The Warm Up Equation: 20 minutes minimum, plus 10 minutes per decade after age 20. Pretty simple here: if you are 21 years old, your warm up should be 20 minutes in duration, progressively increasing in intensity every 5 minutes. If you are 30 years old, you should spend 30 minutes progressively, steadily building up before the days’ hardest work is performed.

I can already hear it from the masses: “…but I only have an hour at the gym-including a shower!” Well, my idea of a warm up is more than likely harder than your current training and is probably more shower worthy! Warm up should prepare you for hard work, and the only way to do this is to stay just on the other side of “hard” as you warm up. Minute 30 should look vastly different from minute 10 and should appear to the outsider to be legitimate training, which of course it is. Once you finish that last minute, the rest of your training session should have you moving like a bullet train near top speed.

Stand and Sit, Push, Pull, Lift and Place Down, Repeat: Basic movement patterns never go out of style.

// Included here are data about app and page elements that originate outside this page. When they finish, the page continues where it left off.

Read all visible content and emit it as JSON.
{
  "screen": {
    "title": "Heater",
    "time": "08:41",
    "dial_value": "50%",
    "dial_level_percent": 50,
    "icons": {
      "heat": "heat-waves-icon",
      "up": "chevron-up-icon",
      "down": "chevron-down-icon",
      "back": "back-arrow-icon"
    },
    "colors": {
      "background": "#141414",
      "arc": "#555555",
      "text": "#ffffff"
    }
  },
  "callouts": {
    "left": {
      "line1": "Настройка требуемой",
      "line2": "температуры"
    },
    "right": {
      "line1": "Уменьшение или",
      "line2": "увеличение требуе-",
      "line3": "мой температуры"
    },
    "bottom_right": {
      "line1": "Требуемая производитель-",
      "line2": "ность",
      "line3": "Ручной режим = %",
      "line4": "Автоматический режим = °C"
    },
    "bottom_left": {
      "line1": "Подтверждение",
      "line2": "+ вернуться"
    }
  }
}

Vertical push variations such as the overhead press (as long as your shoulders and thoracic spine are capable), vertical pulls (chin ups/pull ups), squatting patterns (front, back, and single leg), horizontal pushes (the aforementioned push up, as well as bench press variations), horizontal pulls (body rows and lever combinations) and appropriate barbell/ dumbbell exercises are all varying degrees of excellent. Ground pull variations round things out (trap/straight bar deadlifts, single leg deadlifts), just like the guy in the Planet Fitness commercial discusses in detail (‘lift things up and put them down!”).

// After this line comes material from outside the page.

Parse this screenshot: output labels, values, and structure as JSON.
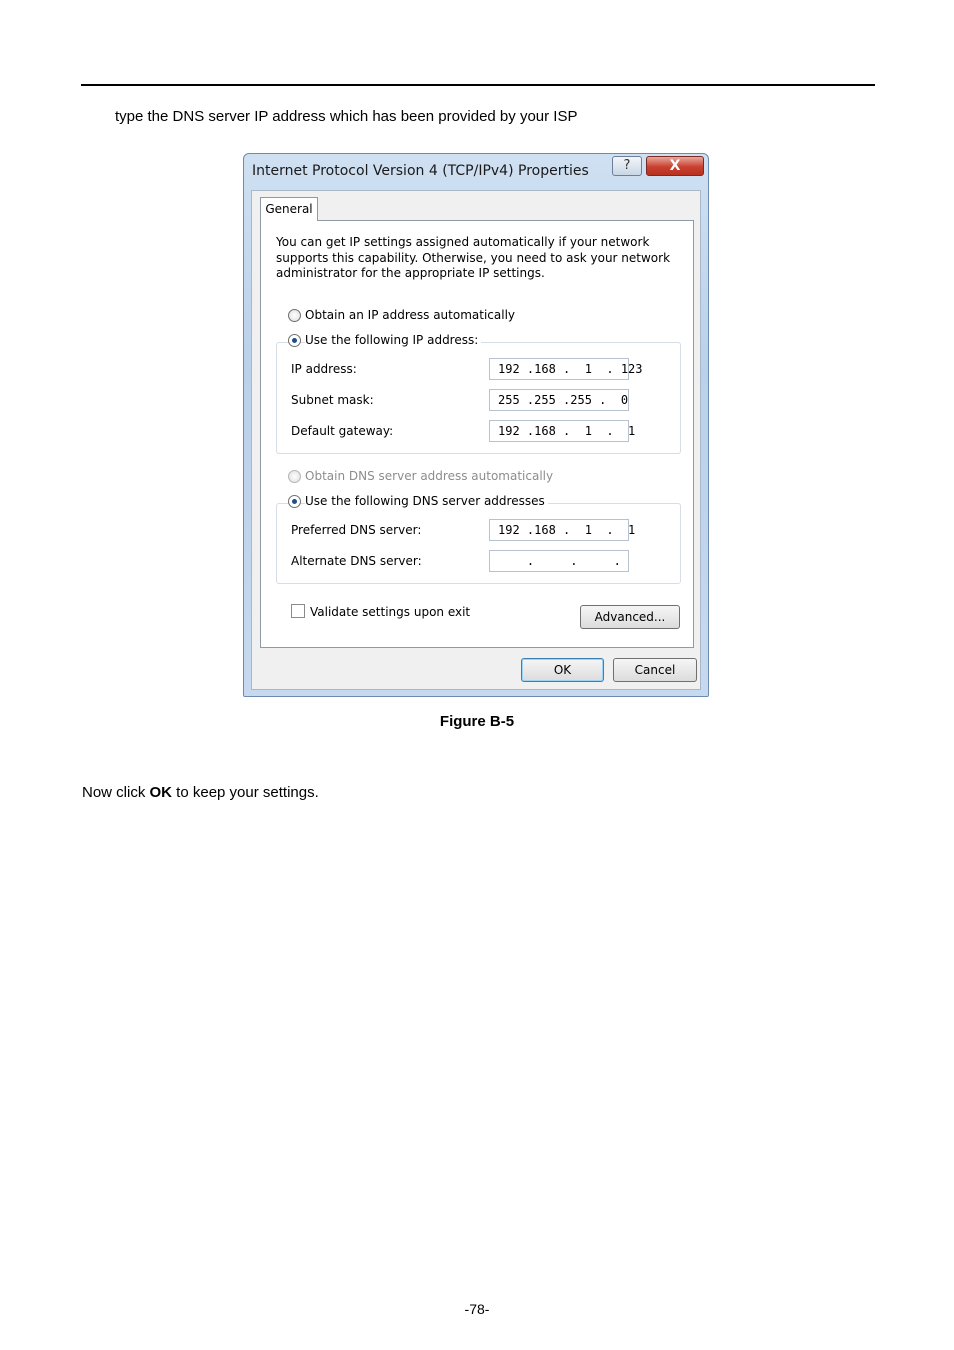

Start with high sets and low repetitions to cement appropriate neural pathways and “grease the groove” of the exercise. As technical excellence is achieved, progress to different set and rep schemes to challenge varying strength parameters.

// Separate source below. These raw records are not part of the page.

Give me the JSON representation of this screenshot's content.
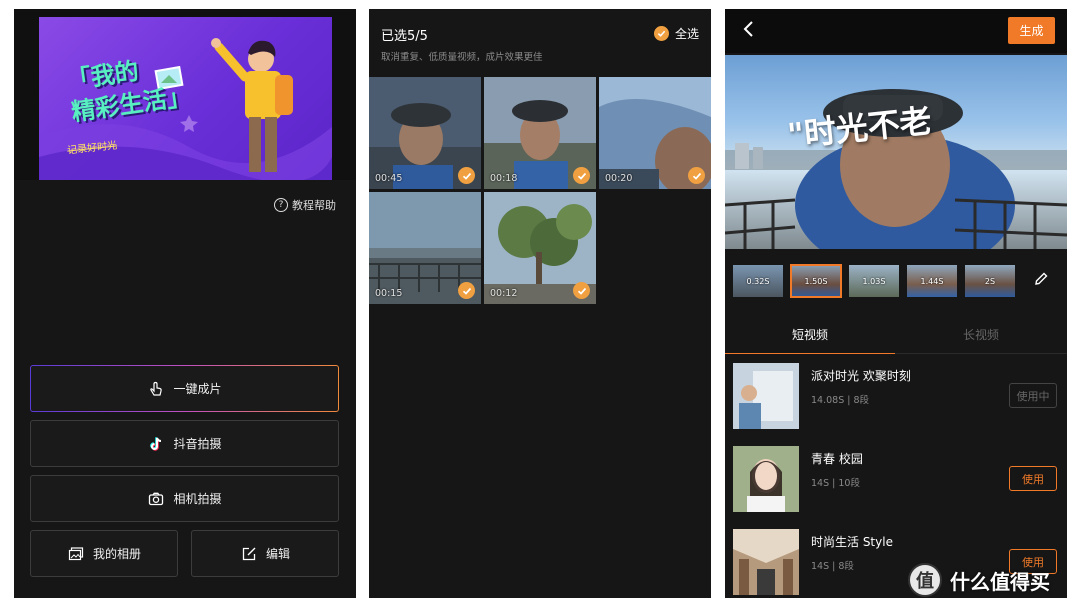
{
  "panel_a": {
    "banner": {
      "title_line1": "「我的",
      "title_line2": "精彩生活」",
      "subtitle": "记录好时光"
    },
    "help_label": "教程帮助",
    "buttons": {
      "one_key": "一键成片",
      "douyin": "抖音拍摄",
      "camera": "相机拍摄",
      "album": "我的相册",
      "edit": "编辑"
    },
    "icons": [
      "hand-tap-icon",
      "tiktok-icon",
      "camera-icon",
      "album-icon",
      "edit-icon",
      "help-icon"
    ]
  },
  "panel_b": {
    "title": "已选5/5",
    "hint": "取消重复、低质量视频，成片效果更佳",
    "select_all": "全选",
    "thumbs": [
      {
        "duration": "00:45"
      },
      {
        "duration": "00:18"
      },
      {
        "duration": "00:20"
      },
      {
        "duration": "00:15"
      },
      {
        "duration": "00:12"
      }
    ]
  },
  "panel_c": {
    "generate": "生成",
    "overlay_text": "\"时光不老",
    "clips": [
      "0.32S",
      "1.50S",
      "1.03S",
      "1.44S",
      "2S"
    ],
    "tabs": {
      "short": "短视频",
      "long": "长视频"
    },
    "templates": [
      {
        "name": "派对时光 欢聚时刻",
        "meta": "14.08S | 8段",
        "action": "使用中",
        "state": "using"
      },
      {
        "name": "青春 校园",
        "meta": "14S | 10段",
        "action": "使用",
        "state": "ready"
      },
      {
        "name": "时尚生活 Style",
        "meta": "14S | 8段",
        "action": "使用",
        "state": "ready"
      }
    ]
  },
  "watermark": {
    "logo": "值",
    "text": "什么值得买"
  },
  "colors": {
    "accent": "#f07a28",
    "check": "#f0a040",
    "background": "#161616"
  }
}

Yes, Interval Training Should Be Performed (but it should be approached similarly to the warm up): That is, gradual and progressive in intensity over the course of a session. Starting with a 45 second interval with a 20 second rest for 20 consecutive sets (unless you are a Cross Fit games medalist) is a gateway to failure. However, to someone new to interval training, a 20 second /40 second work/ rest ration can be daunting as well. Best bets are intervals less than 25-30 seconds to start, rest times greater than or equal to work times for 5-10 repetitions to start for beginners. After a few weeks of progressing in this manner, more brutal intervals and combinations will be tolerated much better, and quite possibly even enjoyed. I always like time over reps, as the clock doesn’t lie.

What should you use for interval training? I prefer the Versaclimber and Concept 2 rower personally, but any whole body movement with and implement (battling rope, kettlebell, sledgehammer-you get the point) is best. An implement adds to the “X-factor” in improving stability, coordination, timing and rhythm during interval training. Rotate implements as often as you are able to maximally challenge motor patterns, anaerobic tolerance and peripheral muscular endurance maximally.

All People of All Ages Have The Right and the Ability to Run Fast: I believe fast running, i.e. sprinting, is a skill that adults forfeit much too readily, with most opting for a succession of death marches from 5K through the marathon in the name of staying physically fit over the lifespan. Sprinting is the fountain of youth, and among the most exhilarating training activities you can experience.

A truly empowering skill, running at your own personal top speed in a machine-like manner with a musculoskeletal system that is balanced, powerful and explosive is just plain awesome, and has to be experienced to be appreciated. Regaining the ability to run fast again is the culmination of putting in time and effort in the five previously mentioned areas, and is the icing on the cake of a job well done, but still in progress.

Putting It All Together


Striving to be formidable is a noble goal for anyone to achieve, and it is easily in the grasp of the person willing to put in the effort. Starting with the basics as outlined above and progressing gradually and smartly will allow you to feel physically and physiologically relevant again, with strength, mobility and stamina.

 Subscribe to our Newsletter

And receive a FREE hip mobility video

Follow Shon